■ RECORD EXTRACTS:
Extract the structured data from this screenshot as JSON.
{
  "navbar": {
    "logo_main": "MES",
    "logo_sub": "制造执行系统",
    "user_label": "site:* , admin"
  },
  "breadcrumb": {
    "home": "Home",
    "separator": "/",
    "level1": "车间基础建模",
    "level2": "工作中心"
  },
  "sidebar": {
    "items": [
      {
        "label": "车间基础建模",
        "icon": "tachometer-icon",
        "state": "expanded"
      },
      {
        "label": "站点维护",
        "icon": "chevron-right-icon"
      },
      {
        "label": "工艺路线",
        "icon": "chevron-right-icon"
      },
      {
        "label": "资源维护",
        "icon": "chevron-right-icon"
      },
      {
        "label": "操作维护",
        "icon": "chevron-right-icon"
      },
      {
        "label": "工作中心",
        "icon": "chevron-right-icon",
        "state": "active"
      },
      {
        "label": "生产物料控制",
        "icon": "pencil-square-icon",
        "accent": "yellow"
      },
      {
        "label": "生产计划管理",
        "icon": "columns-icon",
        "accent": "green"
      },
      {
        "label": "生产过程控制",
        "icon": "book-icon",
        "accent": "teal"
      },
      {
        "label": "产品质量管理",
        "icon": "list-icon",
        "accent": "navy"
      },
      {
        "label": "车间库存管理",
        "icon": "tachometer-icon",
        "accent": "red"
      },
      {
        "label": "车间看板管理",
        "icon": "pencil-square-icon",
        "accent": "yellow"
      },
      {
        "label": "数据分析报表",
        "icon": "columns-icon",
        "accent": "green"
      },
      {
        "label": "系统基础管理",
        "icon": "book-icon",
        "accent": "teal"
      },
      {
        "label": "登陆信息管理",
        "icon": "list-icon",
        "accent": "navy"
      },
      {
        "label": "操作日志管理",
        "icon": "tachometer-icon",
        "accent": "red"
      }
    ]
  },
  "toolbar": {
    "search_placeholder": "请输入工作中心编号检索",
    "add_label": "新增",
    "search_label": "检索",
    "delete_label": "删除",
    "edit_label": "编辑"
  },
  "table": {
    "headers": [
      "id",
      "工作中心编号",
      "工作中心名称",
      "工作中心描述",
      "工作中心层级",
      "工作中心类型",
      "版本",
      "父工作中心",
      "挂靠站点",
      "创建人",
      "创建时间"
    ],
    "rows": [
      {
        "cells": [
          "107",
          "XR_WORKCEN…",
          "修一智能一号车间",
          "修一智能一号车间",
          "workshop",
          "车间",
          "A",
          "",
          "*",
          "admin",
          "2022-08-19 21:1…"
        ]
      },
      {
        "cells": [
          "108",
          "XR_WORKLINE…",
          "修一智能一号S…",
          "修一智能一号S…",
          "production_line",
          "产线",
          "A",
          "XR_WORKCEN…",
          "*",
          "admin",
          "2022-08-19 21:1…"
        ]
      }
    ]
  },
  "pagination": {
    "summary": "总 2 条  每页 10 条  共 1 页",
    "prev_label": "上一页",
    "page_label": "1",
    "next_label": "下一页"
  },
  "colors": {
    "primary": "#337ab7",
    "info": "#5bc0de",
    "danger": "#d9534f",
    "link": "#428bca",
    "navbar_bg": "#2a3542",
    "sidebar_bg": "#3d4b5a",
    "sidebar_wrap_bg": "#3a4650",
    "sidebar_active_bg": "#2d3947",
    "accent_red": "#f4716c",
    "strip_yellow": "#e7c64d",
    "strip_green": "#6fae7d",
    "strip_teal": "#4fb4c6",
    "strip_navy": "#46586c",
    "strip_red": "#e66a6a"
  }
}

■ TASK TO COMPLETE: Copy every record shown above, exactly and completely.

■ EXERCISE RESPONSE:
Extract the structured data from this screenshot as JSON.
{
  "navbar": {
    "logo_main": "MES",
    "logo_sub": "制造执行系统",
    "user_label": "site:* , admin"
  },
  "breadcrumb": {
    "home": "Home",
    "separator": "/",
    "level1": "车间基础建模",
    "level2": "工作中心"
  },
  "sidebar": {
    "items": [
      {
        "label": "车间基础建模",
        "icon": "tachometer-icon",
        "state": "expanded"
      },
      {
        "label": "站点维护",
        "icon": "chevron-right-icon"
      },
      {
        "label": "工艺路线",
        "icon": "chevron-right-icon"
      },
      {
        "label": "资源维护",
        "icon": "chevron-right-icon"
      },
      {
        "label": "操作维护",
        "icon": "chevron-right-icon"
      },
      {
        "label": "工作中心",
        "icon": "chevron-right-icon",
        "state": "active"
      },
      {
        "label": "生产物料控制",
        "icon": "pencil-square-icon",
        "accent": "yellow"
      },
      {
        "label": "生产计划管理",
        "icon": "columns-icon",
        "accent": "green"
      },
      {
        "label": "生产过程控制",
        "icon": "book-icon",
        "accent": "teal"
      },
      {
        "label": "产品质量管理",
        "icon": "list-icon",
        "accent": "navy"
      },
      {
        "label": "车间库存管理",
        "icon": "tachometer-icon",
        "accent": "red"
      },
      {
        "label": "车间看板管理",
        "icon": "pencil-square-icon",
        "accent": "yellow"
      },
      {
        "label": "数据分析报表",
        "icon": "columns-icon",
        "accent": "green"
      },
      {
        "label": "系统基础管理",
        "icon": "book-icon",
        "accent": "teal"
      },
      {
        "label": "登陆信息管理",
        "icon": "list-icon",
        "accent": "navy"
      },
      {
        "label": "操作日志管理",
        "icon": "tachometer-icon",
        "accent": "red"
      }
    ]
  },
  "toolbar": {
    "search_placeholder": "请输入工作中心编号检索",
    "add_label": "新增",
    "search_label": "检索",
    "delete_label": "删除",
    "edit_label": "编辑"
  },
  "table": {
    "headers": [
      "id",
      "工作中心编号",
      "工作中心名称",
      "工作中心描述",
      "工作中心层级",
      "工作中心类型",
      "版本",
      "父工作中心",
      "挂靠站点",
      "创建人",
      "创建时间"
    ],
    "rows": [
      {
        "cells": [
          "107",
          "XR_WORKCEN…",
          "修一智能一号车间",
          "修一智能一号车间",
          "workshop",
          "车间",
          "A",
          "",
          "*",
          "admin",
          "2022-08-19 21:1…"
        ]
      },
      {
        "cells": [
          "108",
          "XR_WORKLINE…",
          "修一智能一号S…",
          "修一智能一号S…",
          "production_line",
          "产线",
          "A",
          "XR_WORKCEN…",
          "*",
          "admin",
          "2022-08-19 21:1…"
        ]
      }
    ]
  },
  "pagination": {
    "summary": "总 2 条  每页 10 条  共 1 页",
    "prev_label": "上一页",
    "page_label": "1",
    "next_label": "下一页"
  },
  "colors": {
    "primary": "#337ab7",
    "info": "#5bc0de",
    "danger": "#d9534f",
    "link": "#428bca",
    "navbar_bg": "#2a3542",
    "sidebar_bg": "#3d4b5a",
    "sidebar_wrap_bg": "#3a4650",
    "sidebar_active_bg": "#2d3947",
    "accent_red": "#f4716c",
    "strip_yellow": "#e7c64d",
    "strip_green": "#6fae7d",
    "strip_teal": "#4fb4c6",
    "strip_navy": "#46586c",
    "strip_red": "#e66a6a"
  }
}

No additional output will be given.